• _Data for this exercise_
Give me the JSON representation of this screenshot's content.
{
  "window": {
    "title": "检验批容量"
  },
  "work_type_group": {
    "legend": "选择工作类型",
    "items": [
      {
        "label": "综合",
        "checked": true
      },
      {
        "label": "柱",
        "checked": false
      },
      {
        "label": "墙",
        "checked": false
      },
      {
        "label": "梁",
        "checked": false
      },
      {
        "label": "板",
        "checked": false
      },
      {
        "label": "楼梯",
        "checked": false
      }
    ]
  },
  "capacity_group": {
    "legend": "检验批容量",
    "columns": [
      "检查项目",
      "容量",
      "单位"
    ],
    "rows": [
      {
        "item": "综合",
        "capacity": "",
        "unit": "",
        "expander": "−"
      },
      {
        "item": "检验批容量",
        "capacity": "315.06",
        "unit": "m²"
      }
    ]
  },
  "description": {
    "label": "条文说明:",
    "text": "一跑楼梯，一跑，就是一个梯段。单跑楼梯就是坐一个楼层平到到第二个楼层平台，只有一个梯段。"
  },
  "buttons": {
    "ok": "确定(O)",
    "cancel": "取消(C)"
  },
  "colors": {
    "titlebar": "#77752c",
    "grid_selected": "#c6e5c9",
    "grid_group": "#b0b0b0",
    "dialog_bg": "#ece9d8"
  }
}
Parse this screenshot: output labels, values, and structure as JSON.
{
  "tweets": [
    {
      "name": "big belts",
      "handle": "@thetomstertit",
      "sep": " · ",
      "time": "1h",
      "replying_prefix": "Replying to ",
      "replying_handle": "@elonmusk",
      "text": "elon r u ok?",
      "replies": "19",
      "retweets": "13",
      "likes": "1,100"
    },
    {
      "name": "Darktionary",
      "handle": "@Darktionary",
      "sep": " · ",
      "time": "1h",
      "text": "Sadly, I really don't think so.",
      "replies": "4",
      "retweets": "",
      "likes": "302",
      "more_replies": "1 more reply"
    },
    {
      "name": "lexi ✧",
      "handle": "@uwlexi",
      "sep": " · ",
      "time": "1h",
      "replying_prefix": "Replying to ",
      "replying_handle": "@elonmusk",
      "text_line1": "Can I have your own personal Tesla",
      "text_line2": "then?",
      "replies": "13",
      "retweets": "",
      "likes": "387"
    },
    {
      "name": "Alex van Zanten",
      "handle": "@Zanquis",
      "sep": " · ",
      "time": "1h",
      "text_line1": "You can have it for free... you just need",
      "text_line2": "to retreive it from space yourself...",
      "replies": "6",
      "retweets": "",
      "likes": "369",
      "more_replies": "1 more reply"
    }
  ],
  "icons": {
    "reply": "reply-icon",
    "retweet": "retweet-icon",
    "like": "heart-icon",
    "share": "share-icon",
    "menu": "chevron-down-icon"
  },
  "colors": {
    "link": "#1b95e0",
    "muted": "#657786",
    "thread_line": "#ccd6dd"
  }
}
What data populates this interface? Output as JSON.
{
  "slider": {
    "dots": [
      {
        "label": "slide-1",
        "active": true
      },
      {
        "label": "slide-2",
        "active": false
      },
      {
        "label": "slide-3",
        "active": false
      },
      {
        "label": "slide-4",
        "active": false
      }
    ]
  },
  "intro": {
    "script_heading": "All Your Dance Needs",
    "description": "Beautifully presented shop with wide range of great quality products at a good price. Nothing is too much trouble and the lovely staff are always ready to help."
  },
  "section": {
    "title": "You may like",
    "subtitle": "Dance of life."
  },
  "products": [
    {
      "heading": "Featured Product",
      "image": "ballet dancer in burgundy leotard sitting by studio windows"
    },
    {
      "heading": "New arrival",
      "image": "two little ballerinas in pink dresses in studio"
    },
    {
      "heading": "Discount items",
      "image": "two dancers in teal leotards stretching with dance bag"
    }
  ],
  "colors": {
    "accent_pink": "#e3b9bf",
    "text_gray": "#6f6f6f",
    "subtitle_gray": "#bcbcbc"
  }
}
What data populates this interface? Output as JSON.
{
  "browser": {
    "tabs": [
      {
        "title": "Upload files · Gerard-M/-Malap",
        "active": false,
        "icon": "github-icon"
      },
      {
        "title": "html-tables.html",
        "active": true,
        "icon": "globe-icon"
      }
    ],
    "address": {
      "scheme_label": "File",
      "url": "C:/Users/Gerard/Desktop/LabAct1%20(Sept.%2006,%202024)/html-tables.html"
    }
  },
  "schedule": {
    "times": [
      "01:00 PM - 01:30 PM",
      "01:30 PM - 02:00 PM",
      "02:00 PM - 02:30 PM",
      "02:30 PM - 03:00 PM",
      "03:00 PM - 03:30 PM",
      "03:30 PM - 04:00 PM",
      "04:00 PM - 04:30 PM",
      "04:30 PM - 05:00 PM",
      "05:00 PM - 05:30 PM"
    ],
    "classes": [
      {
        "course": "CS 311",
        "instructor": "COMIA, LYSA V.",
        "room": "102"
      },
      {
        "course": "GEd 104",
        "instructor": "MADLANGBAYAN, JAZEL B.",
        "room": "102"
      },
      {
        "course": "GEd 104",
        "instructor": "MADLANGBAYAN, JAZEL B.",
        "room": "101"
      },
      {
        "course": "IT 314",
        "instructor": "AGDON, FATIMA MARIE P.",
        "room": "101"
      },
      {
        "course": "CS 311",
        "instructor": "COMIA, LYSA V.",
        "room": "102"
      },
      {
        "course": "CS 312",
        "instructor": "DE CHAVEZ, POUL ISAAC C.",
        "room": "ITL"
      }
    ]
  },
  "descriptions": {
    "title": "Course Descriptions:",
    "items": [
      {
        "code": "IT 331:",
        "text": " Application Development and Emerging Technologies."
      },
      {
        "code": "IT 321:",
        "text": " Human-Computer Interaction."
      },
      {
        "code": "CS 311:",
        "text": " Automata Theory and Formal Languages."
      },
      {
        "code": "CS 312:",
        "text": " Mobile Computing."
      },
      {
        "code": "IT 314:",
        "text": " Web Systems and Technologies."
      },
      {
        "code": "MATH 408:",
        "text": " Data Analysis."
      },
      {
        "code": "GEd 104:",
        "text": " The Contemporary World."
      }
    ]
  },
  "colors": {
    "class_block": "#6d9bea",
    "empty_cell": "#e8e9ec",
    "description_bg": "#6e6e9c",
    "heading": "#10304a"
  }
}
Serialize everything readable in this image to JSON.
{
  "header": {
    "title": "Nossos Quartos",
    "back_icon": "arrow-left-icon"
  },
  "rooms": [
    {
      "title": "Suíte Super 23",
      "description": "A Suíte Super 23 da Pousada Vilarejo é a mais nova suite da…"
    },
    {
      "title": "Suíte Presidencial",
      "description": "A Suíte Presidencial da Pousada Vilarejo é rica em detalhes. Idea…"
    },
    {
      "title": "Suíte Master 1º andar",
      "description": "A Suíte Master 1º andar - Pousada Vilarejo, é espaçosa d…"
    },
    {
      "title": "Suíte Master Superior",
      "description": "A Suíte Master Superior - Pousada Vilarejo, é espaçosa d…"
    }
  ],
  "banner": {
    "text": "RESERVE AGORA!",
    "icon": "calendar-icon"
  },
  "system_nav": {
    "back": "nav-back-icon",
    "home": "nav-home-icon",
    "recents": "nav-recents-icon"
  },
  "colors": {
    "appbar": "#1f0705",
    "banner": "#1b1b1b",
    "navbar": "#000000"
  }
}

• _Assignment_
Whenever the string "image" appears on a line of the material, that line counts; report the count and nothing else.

• _Solution for this exercise_
4